To listen to a sample of the audiobook companion before you buy, click on the book’s title under “add Audible narration.” That will open a page that looks like this:

A simple trick to save big on audiobooks. I am kicking myself for not figuring out how to use this service sooner!

Click “play sample” to hear an excerpt from the recording.

For further instructions that are specific to your device, head here.

How to find out which of your ebooks have audio companions

If you own any Kindle books—even free ones—it’s easy to see which have audio companions available.

A simple trick to save big on audiobooks.
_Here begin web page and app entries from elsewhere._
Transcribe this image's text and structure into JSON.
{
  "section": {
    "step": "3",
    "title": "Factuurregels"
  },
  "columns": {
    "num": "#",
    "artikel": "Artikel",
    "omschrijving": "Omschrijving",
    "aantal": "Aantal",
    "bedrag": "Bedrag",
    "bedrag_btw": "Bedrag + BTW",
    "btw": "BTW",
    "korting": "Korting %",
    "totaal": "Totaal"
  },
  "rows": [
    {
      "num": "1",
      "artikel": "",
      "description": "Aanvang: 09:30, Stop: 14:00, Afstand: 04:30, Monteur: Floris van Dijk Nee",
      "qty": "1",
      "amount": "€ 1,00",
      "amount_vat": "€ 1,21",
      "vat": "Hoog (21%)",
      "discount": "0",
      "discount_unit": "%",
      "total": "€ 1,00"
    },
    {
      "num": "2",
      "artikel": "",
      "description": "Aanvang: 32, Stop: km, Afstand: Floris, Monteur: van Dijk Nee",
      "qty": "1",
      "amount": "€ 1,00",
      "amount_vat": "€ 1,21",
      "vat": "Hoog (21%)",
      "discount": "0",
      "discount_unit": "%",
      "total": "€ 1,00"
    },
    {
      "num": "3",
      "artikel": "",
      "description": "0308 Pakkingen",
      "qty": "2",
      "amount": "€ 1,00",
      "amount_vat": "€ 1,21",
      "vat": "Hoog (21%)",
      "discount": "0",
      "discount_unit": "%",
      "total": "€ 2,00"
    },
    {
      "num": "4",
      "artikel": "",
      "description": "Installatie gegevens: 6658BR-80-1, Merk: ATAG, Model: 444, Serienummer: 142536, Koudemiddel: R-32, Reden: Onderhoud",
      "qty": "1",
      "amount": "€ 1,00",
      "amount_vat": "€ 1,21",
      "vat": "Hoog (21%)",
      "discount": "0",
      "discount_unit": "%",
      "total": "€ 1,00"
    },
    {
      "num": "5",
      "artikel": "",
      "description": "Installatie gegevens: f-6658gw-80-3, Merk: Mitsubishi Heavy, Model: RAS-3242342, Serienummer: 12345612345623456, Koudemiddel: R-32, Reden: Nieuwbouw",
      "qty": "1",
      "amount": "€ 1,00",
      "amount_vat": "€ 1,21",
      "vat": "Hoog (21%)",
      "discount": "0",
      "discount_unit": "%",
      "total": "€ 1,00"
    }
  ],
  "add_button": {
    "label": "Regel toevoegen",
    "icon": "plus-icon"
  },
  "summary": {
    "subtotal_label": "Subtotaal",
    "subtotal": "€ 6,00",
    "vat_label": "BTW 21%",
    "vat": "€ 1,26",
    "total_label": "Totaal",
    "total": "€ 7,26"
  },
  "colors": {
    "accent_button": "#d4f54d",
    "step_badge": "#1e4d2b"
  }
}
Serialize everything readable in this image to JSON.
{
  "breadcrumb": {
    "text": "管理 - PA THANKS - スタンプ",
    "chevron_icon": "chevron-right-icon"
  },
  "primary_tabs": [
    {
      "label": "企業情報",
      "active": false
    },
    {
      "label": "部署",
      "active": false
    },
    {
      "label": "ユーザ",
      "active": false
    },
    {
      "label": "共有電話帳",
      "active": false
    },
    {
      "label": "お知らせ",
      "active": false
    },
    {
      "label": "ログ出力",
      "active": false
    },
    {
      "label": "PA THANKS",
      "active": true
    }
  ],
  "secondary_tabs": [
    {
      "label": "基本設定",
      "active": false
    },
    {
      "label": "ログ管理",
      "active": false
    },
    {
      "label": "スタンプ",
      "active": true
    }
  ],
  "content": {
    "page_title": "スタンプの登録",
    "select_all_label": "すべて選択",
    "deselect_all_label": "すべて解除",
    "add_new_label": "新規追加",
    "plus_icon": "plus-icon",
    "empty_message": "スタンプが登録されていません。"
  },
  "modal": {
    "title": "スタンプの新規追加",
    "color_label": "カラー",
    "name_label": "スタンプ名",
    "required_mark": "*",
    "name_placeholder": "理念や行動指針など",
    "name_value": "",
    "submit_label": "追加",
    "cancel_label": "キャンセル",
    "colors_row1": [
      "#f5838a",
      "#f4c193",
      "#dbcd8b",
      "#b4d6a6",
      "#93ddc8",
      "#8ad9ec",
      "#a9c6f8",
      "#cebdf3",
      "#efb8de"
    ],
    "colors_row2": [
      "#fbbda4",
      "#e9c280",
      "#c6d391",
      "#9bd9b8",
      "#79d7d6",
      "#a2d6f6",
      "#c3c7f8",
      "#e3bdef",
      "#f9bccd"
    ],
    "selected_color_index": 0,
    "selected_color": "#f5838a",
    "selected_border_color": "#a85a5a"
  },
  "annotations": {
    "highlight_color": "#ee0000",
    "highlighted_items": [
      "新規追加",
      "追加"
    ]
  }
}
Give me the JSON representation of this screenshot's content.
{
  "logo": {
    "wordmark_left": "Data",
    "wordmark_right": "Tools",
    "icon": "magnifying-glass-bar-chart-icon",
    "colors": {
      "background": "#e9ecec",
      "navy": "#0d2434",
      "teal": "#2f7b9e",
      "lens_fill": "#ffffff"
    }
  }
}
I am kicking myself for not figuring out how to use this service sooner!

Go to Amazon’s Whispersync home page, click on “view audio companions for your Kindle books.” (See the orange arrow above.) Enter your account information. Amazon will generate a list of available audio companions for your Kindle books. It looks like this:

A simple trick to save big on audiobooks. I am kicking myself for not figuring out how to use this service sooner!

Great Whispersync deals available now

Prices on Kindle books change all the time. Prices on audio companions are more stable. I scoured Amazon to give you an idea of what’s available, and for how much, to give you a feel of what kind of deals you can get with this service.

These are a few books on my reading list:

• The Grand Sophy by Georgette Heyer. The ebook is $11.19; add the Audible narration for $3.99. I think $11 is a lot for an ebook, but if you catch this on sale (like it was recently) this will be a great deal.

• Water for Elephants by Sara Gruen. Buy the ebook for $1.99 (sale price); add the Audible narration for $3.95.

• The Glass Castle by Jeannette Walls., The ebook is $9.99; add the Audible narration for $3.95.

• Anne Frank, Diary of a Young Girl is $4.65; add the Audible narration (by Selma Blair) for $3.95

Books I’ve enjoyed and recommend:

• Cinder by Marissa Mayer. The ebook is $2.99; add the Audible narration for $3.95. I love this YA series.

• The Martian by Andy Weir. The ebook is $7.99; add the Audible narration for $2.99. That’s not a great ebook price (although it was recently on sale for $3), but combined with the audio it’s still a great deal. (I really enjoyed this. So did my husband, which is saying something. There’s some language.)

• Unbroken by Laura Hillenbrand. The ebook is $4.99; add the Audible narration for $3.95. This is intense but such a good read.

• Holes by Louis Sachar. The ebook is on sale for $3.99; add the Audible narration for $3.95.

• Big Little Lies by Lianne Moriarty. The ebook is $3.99 right now; add the Audible narration for $12.99. $12.99 isn’t a great deal, but it’s a good example of how you can still get Audible membership prices if you buy both. Sensitive subject matter; I think Moriarty handled it well.

Books that have been highly recommended:

• Stories I Only Tell My Friends by Rob Lowe. The Kindle book is $9.99; add the Audible narration for $3.95.

• Orphan Train by Christina Baker Kline. The ebook is $6.99; add the narration for $3.95.

(Did you notice $3.95 is a popular price for audiobook companions? View the current list of $3.95 audiobooks here.)

There are abundant fabulous deals available for the classics. This is a tiny sampling:

• Great Expectations by Charles Dickens. The ebook is FREE. Add the Audible narration for FREE.

• Little Women by Louise May Alcott. The ebook is FREE. Add the Audible narration for $9.49.

• The Scarlet Letter by Nathaniel Hawthorne. The ebook is FREE. Add the Audible narration for $.99.

• Persuasion by Jane Austen. The ebook is FREE. Add the Audible narration for $2.99.

View Amazon’s list of bargain classics that are Whispersync-enabled here.

A note about Kindle sales

I share great Kindle deals daily, updating the page every morning. Some sales last for weeks; some last for hours. If you snag a book on a great sale, that can make for some killer audiobook deals. Starting today with the new sales, I’ll state on the deals page if a book has an audio companion available. (Note: you don’t have to buy the Kindle book and the audio companion at the same time in order to get the reduced rate.)

Have you tried Whispersync, and if so, what do you think? Any tips for us? What else do you want to know?

P.S. The MMD Great Big Guide to Audiobooks, 40 favorite audiobooks, and 40 favorite audiobooks for kids.